The character of Ivan Karamazov is a brilliant portrait of the dangers of disconnected Reason. It was written at a time when the real effects of disconnected Reason had not yet manifested. But the 20th century would prove Dostoevsky right. The technocrats of the Politburo with their decision-by-committee caused the deaths of millions of people because they were disconnected from reality on the ground just as Ivan Karamazov was disconnected from the world around him and failed to stop the murder of his father.
But there is a second meaning to the tragedy of Ivan Karamazov that is directly relevant to Spengler. Smerdyakov is filled with hatred and resentment. He uses Ivan’s idea as an intellectual cover to commit an atrocity. And that’s exactly what later happened to Spengler. The Nazis were filled with hatred and resentment. And, just like Smerdyakov, they latched on to Spengler’s ideas and used them for intellectual cover to commit their atrocities. As if to highlight the correspondence, Smerdyakov commits suicide in the novel just as Hitler and other high-ranking Nazis did in 1945.
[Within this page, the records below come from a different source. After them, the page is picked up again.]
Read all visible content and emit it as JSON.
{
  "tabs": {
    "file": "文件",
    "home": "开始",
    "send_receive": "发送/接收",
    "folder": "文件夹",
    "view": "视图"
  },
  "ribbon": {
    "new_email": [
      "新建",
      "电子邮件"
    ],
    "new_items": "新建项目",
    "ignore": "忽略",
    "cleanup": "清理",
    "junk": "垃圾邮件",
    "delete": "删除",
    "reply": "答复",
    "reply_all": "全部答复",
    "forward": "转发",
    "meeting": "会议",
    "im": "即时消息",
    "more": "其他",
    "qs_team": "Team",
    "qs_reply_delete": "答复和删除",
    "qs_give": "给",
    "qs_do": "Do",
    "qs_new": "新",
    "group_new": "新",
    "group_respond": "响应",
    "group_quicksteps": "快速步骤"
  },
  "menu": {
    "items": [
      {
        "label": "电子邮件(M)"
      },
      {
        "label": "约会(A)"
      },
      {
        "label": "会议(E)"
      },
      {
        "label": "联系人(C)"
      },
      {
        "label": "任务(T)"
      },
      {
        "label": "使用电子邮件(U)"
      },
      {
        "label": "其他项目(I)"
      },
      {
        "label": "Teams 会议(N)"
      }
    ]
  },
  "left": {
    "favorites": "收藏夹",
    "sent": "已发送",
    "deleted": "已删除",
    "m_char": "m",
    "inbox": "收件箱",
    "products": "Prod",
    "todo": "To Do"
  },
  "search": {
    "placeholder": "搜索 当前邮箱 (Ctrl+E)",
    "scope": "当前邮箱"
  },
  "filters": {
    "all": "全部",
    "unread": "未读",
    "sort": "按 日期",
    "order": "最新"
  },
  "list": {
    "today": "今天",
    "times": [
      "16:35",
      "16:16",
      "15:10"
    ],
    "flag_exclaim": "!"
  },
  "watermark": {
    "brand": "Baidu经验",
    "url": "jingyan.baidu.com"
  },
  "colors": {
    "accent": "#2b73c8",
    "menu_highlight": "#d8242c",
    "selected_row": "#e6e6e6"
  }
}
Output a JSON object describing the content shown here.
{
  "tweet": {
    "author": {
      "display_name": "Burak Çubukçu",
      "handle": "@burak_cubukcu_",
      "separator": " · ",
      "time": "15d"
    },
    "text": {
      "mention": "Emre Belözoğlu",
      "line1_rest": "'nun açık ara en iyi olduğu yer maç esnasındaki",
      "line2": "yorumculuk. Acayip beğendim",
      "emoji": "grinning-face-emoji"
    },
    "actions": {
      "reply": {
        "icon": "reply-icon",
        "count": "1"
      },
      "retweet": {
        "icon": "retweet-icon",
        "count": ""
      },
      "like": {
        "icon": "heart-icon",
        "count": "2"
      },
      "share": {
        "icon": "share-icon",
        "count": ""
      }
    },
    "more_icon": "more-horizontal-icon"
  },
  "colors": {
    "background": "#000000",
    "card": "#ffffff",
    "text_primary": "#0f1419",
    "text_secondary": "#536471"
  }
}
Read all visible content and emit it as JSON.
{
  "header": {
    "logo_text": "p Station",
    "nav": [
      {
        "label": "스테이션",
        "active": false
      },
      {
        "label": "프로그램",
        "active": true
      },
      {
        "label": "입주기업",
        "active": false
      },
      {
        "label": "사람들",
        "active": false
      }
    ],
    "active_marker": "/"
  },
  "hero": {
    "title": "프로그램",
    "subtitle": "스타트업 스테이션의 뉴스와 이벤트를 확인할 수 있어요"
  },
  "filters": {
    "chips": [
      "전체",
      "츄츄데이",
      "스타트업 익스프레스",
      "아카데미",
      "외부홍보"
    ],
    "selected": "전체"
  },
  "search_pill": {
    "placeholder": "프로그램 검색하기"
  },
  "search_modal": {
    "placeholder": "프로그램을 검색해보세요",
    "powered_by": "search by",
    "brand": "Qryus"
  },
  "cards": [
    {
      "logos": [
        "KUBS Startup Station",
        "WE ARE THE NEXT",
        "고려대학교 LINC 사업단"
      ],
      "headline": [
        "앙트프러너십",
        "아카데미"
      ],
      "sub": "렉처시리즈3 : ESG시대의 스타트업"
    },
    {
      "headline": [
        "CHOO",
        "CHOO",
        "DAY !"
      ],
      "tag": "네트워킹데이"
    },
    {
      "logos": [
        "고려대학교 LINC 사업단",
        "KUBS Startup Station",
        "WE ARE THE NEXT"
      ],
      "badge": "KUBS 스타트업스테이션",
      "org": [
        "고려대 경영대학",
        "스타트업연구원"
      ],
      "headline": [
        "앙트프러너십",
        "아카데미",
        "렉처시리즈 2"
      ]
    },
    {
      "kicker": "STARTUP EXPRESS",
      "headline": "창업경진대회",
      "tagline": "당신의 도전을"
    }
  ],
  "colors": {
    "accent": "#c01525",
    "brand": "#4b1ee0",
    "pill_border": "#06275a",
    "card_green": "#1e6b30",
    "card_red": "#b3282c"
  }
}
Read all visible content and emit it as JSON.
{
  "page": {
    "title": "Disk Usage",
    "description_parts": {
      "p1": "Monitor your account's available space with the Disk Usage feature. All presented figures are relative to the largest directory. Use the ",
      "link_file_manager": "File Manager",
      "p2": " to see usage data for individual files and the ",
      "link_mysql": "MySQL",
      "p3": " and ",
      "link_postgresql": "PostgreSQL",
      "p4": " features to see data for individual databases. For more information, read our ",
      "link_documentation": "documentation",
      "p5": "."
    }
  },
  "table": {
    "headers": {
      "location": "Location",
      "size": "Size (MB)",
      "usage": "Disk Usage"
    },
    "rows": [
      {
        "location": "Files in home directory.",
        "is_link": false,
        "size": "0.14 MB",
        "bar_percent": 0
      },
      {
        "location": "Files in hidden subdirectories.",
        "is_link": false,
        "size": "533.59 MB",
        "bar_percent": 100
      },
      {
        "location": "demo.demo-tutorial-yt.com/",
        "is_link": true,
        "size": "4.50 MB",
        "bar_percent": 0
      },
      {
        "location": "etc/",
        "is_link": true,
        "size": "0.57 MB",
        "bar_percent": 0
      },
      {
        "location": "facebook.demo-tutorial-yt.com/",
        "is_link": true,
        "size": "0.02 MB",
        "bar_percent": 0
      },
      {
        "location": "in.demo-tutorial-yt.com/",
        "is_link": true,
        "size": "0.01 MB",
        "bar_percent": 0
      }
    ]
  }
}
This is the bitter irony of Spengler’s misunderstanding of the meaning of Ivan Karamazov. Spengler might have seen his own soul in the character of Ivan. Instead, he saw only the Russian soul. Dostoevsky had placed the warning right before his eyes and Spengler missed it. He inserted an “immeasurable distance” between himself and the one character who was almost identical to him.
Spengler was reading with his brain, not with his heart. Disconnected Reason will project onto the world whatever it wants. It will find things that are not even there. By contrast, reading with the heart is about empathy and connection. The Brothers Karamazov needs to be read with tears in your eyes. The fact that it can be read that way shows not the “immeasurable distance” between us but rather our shared humanity.
That leads to the final irony. Spengler was actually right. The Brothers Karamazov does contain a vision of brotherhood. If Spengler wanted to find that vision, he should have turned to the very last pages of the book where Alyosha gathers the young boys after the funeral of their friend. The brotherhood Dostoevsky had in mind is not based around a shared culture or a Russian soul. It is not based around Nietzschean amor fati (love of fate). It is based on love itself. Dostoevsky was presenting a variation on Christian mysticism – the idea that God is Love.
Spengler could never have seen that because he was too busy worshipping his own god: the great god of History. Spengler gave his god all the properties that Dostoevsky warned against: materialism, atheism, fatalism. Spengler’s god led to despair on a grand scale. It still does. It is the god of Necessity. We’ll explore that concept more in a future post in this series.
All posts in this series:
Christian Existentialism Part 1: The Confrontation with Nothingness
Christian Existentialism Part 2: The Worship of Idols
Christian Existentialism Part 3: Necessity vs Faith
Christian Existentialism Part 4: The Boiling Point of Water
Christian Existentialism Part 5: From Luther to Feynman
Christian Existentialism Part 6: The Rise of the Irrational